▶ Work instruction: From the first line to the last, print the data exactly as written.

(Website and app data records)
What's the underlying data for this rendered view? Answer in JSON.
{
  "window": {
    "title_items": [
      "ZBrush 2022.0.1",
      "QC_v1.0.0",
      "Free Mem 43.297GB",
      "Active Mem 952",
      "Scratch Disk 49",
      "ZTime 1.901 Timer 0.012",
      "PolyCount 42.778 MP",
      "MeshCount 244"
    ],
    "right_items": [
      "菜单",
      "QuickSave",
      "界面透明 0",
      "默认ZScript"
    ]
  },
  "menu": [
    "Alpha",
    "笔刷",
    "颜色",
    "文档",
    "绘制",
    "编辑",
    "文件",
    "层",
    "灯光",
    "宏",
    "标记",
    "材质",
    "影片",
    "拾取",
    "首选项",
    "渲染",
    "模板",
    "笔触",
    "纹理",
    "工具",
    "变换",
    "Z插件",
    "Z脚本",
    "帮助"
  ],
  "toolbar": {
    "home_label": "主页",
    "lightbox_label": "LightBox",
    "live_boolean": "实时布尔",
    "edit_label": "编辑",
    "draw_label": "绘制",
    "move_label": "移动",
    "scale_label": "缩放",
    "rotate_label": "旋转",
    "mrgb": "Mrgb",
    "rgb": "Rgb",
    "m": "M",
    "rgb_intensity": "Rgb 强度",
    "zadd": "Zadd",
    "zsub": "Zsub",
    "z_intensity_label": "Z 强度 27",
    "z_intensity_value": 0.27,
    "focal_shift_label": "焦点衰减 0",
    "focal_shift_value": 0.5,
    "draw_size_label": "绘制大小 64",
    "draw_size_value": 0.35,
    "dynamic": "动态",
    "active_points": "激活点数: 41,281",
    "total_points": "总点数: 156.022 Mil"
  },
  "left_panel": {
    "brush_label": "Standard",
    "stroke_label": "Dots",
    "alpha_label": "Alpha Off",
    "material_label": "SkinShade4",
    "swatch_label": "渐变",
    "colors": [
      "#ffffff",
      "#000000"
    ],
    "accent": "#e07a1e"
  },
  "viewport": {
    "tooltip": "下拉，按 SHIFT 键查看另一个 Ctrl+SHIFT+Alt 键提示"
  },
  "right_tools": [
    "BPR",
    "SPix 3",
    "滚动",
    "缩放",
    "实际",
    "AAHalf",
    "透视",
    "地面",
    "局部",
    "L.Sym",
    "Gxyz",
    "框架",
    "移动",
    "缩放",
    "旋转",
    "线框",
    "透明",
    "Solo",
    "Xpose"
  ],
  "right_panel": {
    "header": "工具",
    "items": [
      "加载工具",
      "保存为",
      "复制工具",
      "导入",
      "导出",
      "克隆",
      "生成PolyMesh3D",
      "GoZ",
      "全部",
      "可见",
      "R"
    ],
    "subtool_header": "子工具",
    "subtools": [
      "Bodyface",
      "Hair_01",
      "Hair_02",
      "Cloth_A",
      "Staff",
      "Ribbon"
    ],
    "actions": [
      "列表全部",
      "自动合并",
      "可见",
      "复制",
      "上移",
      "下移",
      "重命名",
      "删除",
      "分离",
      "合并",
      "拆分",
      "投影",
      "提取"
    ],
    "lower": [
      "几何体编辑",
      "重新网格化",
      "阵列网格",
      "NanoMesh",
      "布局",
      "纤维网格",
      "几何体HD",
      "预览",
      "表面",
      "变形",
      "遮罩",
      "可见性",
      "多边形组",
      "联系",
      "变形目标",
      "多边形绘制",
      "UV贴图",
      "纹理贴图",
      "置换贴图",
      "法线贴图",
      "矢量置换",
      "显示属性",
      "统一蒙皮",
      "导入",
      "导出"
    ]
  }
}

▶ Your response:
What's the underlying data for this rendered view? Answer in JSON.
{
  "window": {
    "title_items": [
      "ZBrush 2022.0.1",
      "QC_v1.0.0",
      "Free Mem 43.297GB",
      "Active Mem 952",
      "Scratch Disk 49",
      "ZTime 1.901 Timer 0.012",
      "PolyCount 42.778 MP",
      "MeshCount 244"
    ],
    "right_items": [
      "菜单",
      "QuickSave",
      "界面透明 0",
      "默认ZScript"
    ]
  },
  "menu": [
    "Alpha",
    "笔刷",
    "颜色",
    "文档",
    "绘制",
    "编辑",
    "文件",
    "层",
    "灯光",
    "宏",
    "标记",
    "材质",
    "影片",
    "拾取",
    "首选项",
    "渲染",
    "模板",
    "笔触",
    "纹理",
    "工具",
    "变换",
    "Z插件",
    "Z脚本",
    "帮助"
  ],
  "toolbar": {
    "home_label": "主页",
    "lightbox_label": "LightBox",
    "live_boolean": "实时布尔",
    "edit_label": "编辑",
    "draw_label": "绘制",
    "move_label": "移动",
    "scale_label": "缩放",
    "rotate_label": "旋转",
    "mrgb": "Mrgb",
    "rgb": "Rgb",
    "m": "M",
    "rgb_intensity": "Rgb 强度",
    "zadd": "Zadd",
    "zsub": "Zsub",
    "z_intensity_label": "Z 强度 27",
    "z_intensity_value": 0.27,
    "focal_shift_label": "焦点衰减 0",
    "focal_shift_value": 0.5,
    "draw_size_label": "绘制大小 64",
    "draw_size_value": 0.35,
    "dynamic": "动态",
    "active_points": "激活点数: 41,281",
    "total_points": "总点数: 156.022 Mil"
  },
  "left_panel": {
    "brush_label": "Standard",
    "stroke_label": "Dots",
    "alpha_label": "Alpha Off",
    "material_label": "SkinShade4",
    "swatch_label": "渐变",
    "colors": [
      "#ffffff",
      "#000000"
    ],
    "accent": "#e07a1e"
  },
  "viewport": {
    "tooltip": "下拉，按 SHIFT 键查看另一个 Ctrl+SHIFT+Alt 键提示"
  },
  "right_tools": [
    "BPR",
    "SPix 3",
    "滚动",
    "缩放",
    "实际",
    "AAHalf",
    "透视",
    "地面",
    "局部",
    "L.Sym",
    "Gxyz",
    "框架",
    "移动",
    "缩放",
    "旋转",
    "线框",
    "透明",
    "Solo",
    "Xpose"
  ],
  "right_panel": {
    "header": "工具",
    "items": [
      "加载工具",
      "保存为",
      "复制工具",
      "导入",
      "导出",
      "克隆",
      "生成PolyMesh3D",
      "GoZ",
      "全部",
      "可见",
      "R"
    ],
    "subtool_header": "子工具",
    "subtools": [
      "Bodyface",
      "Hair_01",
      "Hair_02",
      "Cloth_A",
      "Staff",
      "Ribbon"
    ],
    "actions": [
      "列表全部",
      "自动合并",
      "可见",
      "复制",
      "上移",
      "下移",
      "重命名",
      "删除",
      "分离",
      "合并",
      "拆分",
      "投影",
      "提取"
    ],
    "lower": [
      "几何体编辑",
      "重新网格化",
      "阵列网格",
      "NanoMesh",
      "布局",
      "纤维网格",
      "几何体HD",
      "预览",
      "表面",
      "变形",
      "遮罩",
      "可见性",
      "多边形组",
      "联系",
      "变形目标",
      "多边形绘制",
      "UV贴图",
      "纹理贴图",
      "置换贴图",
      "法线贴图",
      "矢量置换",
      "显示属性",
      "统一蒙皮",
      "导入",
      "导出"
    ]
  }
}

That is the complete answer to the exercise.